First New Democratic House Leader In Five Years Has Strong Ties To The Statehouse
The election of a third Ohio House Speaker in less than a year caused a shakeup among the minority party as well, and a three-term representative from Akron with a family history in politics has been picked to lead the caucus.
33-year old Rep. Emilia Strong Sykes of Akron is starting the fifth year of a job she didn’t plan to be doing.
“I was absolutely, unequivocally not going to be an elected official,” Sykes said.
Politics is the Sykes family business. Both her parents have been state lawmakers and city councilmembers – her mother Barbara was the first African American woman to serve on Akron City Council when Emilia was born.
But Emilia Sykes said she had other plans.
She’d gone south, earning a master’s and a law degree at the University of Florida. But then in 2014 her dad, then-Rep. Vernon Sykes, was being forced out of the House because of term limits – and she was concerned about those who’d lined up to replace him.
“This is not good for my community because, you know, these are the people who raised me. They raised my sister and I've relied on them and they've shown me so much. And there's no way I could not have taken that responsibility,” Sykes said.
For 30 years, a Sykes has sat in the Ohio House seat Emilia Sykes now holds. And while her name may have helped get here there, she notes she had to win a primary and a general election.

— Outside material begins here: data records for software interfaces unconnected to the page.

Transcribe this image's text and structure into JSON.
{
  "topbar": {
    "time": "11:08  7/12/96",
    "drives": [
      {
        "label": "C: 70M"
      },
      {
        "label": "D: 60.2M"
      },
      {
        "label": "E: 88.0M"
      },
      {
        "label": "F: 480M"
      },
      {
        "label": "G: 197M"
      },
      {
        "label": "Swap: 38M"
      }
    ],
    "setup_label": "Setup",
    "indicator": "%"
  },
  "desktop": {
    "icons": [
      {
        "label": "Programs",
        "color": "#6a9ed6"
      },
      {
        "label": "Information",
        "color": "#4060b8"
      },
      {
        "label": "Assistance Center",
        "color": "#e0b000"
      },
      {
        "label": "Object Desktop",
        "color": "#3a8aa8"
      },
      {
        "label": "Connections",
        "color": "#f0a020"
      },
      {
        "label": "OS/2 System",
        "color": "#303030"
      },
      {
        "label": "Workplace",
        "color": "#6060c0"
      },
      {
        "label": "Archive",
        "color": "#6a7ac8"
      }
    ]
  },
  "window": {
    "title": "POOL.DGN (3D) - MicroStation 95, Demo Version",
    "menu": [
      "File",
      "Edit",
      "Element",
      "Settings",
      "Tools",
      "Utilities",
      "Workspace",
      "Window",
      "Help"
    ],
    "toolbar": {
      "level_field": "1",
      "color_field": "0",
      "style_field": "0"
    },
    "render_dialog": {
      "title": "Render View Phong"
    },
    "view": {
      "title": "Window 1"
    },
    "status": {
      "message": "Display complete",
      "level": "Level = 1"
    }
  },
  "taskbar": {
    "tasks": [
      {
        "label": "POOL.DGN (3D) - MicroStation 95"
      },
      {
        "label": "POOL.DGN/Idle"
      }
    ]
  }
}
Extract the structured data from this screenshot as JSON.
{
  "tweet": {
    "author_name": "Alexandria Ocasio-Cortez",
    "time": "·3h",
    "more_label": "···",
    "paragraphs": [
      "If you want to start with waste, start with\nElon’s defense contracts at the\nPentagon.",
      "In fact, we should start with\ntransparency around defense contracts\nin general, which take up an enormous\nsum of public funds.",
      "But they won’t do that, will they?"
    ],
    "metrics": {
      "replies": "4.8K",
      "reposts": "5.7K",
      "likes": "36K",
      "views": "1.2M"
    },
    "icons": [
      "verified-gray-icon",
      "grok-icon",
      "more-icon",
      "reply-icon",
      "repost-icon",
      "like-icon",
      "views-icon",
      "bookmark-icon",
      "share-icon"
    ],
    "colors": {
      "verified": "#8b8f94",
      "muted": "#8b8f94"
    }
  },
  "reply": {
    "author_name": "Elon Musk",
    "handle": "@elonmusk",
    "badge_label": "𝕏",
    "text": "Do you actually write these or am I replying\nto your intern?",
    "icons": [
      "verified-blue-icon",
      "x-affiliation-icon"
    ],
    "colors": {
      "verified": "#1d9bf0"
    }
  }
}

(And while she’s unique in being the daughter of two representatives, Sykes wasn’t alone in a family connection in the House. In 2015, when she was a freshman lawmaker, there were six other members who were also either children or spouses of former legislators.)
Sykes was appointed ranking member on the House Finance Committee that oversees the budget. She introduced several bills, including one making Ohio the 49th state to allow victims of dating violence to get civil protection orders. It didn’t get passed in her first term but got a lot of attention - and that bipartisan bill became a top priority in the last session, and was signed in April in a ceremony that left her choked up.
“There are so many victims who really just need help, and when you hear their stories and if you hear the sacrifices and the things that they’ve suffered through, it’s hard not to be emotional,” Sykes said at the time.
Sykes became assistant minority whip in 2016, and was picked as assistant minority leader in November. But then came the vote for Speaker on January 7 – when 26 Democrats aligned with 26 Republicans to elect Larry Householder.
That led to the resignation of Minority Leader Fred Strahorn, who’d led the Democratic caucus since 2014. Strahorn had voted to retain Speaker Ryan Smith, while the majority of the Democratic caucus, including Sykes, backed Householder.
Sykes says she’d been working with the caucus and both candidates for speaker during the behind-the-scenes Republican leadership battle. And she said once Strahorn stepped aside, she had no reservations in announcing she wanted the job.
“This was quite a way to welcome these new members in. I mean, I know it was very tough and very challenging, and I believe I brought some continuity from the previous leadership team,” Sykes said. “I knew that I understood what it took to lead this caucus – the work and the time commitment – and I'm willing to do it.”
Sykes said she hopes Householder, in her words, will “live up to his end of the bargain” to listen to and respect Democrats, and she plans to stay in “constant communication” with him.
Sykes leads a caucus that is half women, and she’s part of a four-member leadership team that for the first time is majority female, and includes two African American women. That’s significant, since Sykes said last year she was searched several times by Capitol Square security when other white male colleagues weren’t. An internal investigation cleared officers of bias.
"Obviously that was a very frustrating experience and one that continues in the background but nonetheless the moral of the story is women are leaders. Black women are leaders. Millennial black women are leaders,” Sykes said. And Sykes said that’s important for women and for men to see too.
But Sykes said she’s not angling for higher leadership positions – for now.
“Do I have an eight-year plan to the governor's mansion? Absolutely not. But I also didn't have a plan and being in the legislature either so I'll see where life takes me and I'll be open to opportunities where I can be helpful and useful,” Sykes said.
Sykes could carpool to work with her dad, who is now in the Senate, while her mother is the state director of AARP. Her sister Stancy Sherman is an Akron high school teacher. And Emilia said the family wants her nephew and niece to figure out their path to public service – whether in politics or elsewhere.